Exercise objective: Using the listing below, keep only the lines with the word "author" and copy them.

Supplied records:
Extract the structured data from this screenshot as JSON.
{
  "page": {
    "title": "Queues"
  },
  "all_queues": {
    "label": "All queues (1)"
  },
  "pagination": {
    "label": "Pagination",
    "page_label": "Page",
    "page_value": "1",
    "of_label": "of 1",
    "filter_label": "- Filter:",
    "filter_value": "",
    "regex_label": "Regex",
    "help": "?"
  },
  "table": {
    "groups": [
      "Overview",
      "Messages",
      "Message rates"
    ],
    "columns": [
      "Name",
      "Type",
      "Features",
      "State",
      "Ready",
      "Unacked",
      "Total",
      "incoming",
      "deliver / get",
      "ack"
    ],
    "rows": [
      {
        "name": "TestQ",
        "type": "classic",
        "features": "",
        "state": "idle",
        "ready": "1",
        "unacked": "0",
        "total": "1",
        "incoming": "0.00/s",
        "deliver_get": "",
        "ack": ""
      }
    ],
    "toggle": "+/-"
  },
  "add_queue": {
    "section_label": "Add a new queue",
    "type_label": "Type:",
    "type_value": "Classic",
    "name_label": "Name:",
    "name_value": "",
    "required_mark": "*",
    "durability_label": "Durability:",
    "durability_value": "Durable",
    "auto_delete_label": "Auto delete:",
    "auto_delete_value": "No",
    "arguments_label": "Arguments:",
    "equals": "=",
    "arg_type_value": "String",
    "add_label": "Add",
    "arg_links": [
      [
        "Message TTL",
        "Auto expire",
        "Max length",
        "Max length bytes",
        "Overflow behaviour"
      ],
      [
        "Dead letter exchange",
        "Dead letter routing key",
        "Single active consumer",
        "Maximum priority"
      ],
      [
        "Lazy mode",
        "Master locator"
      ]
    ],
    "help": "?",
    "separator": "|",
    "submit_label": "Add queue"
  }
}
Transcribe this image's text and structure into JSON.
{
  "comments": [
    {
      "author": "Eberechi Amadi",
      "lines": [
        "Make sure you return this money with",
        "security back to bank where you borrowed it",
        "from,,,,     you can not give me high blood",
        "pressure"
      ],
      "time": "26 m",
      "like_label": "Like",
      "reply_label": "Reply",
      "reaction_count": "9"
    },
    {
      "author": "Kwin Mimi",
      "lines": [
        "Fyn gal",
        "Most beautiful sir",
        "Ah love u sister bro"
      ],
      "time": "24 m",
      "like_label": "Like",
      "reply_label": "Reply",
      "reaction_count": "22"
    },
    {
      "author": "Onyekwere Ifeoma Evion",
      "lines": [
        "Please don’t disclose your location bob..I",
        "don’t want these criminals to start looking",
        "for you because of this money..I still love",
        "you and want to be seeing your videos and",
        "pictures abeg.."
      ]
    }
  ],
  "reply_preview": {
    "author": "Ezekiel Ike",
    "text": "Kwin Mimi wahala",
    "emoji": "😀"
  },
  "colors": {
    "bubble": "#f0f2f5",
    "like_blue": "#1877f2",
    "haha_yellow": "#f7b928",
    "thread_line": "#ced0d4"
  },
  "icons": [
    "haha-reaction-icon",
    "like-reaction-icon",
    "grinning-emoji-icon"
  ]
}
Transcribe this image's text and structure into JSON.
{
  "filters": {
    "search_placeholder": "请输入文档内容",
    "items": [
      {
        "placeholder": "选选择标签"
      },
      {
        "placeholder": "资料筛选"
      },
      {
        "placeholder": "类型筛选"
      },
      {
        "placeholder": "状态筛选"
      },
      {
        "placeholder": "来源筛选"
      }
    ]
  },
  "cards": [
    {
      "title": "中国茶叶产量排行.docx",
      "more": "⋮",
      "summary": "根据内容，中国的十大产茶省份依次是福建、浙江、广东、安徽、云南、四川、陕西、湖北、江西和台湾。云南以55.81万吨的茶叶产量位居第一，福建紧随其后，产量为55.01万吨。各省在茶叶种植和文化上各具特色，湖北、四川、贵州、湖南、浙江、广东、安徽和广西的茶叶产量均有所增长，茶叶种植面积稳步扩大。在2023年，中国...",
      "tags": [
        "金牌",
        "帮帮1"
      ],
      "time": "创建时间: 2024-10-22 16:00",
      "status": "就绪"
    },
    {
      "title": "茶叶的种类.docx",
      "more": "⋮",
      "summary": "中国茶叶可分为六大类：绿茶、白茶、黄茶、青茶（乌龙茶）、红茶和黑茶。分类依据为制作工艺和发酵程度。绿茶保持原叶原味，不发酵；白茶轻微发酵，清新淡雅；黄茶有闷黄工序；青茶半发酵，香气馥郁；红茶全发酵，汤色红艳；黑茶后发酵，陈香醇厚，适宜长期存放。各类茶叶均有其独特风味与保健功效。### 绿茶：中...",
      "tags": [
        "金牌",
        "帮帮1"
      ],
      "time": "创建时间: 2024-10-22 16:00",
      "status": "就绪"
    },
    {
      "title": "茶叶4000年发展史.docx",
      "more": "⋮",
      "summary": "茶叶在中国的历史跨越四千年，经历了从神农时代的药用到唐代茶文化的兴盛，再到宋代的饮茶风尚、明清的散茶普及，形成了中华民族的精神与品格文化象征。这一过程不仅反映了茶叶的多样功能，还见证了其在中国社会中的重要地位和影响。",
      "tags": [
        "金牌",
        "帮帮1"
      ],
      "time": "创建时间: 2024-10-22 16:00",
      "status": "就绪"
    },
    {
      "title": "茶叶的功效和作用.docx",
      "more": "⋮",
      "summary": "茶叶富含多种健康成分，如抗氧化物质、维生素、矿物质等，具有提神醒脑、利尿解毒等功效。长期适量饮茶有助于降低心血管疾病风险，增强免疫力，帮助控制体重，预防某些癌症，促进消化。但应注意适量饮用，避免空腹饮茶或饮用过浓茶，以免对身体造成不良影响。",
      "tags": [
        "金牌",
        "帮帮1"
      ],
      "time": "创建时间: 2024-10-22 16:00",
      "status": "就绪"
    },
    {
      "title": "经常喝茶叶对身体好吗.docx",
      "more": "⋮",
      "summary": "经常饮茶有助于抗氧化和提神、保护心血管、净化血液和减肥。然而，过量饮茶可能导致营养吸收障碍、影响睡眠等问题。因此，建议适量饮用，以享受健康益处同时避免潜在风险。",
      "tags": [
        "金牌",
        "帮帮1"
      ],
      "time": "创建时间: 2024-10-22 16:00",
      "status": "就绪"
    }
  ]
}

Written answer:
      "author": "Eberechi Amadi",
      "author": "Kwin Mimi",
      "author": "Onyekwere Ifeoma Evion",
    "author": "Ezekiel Ike",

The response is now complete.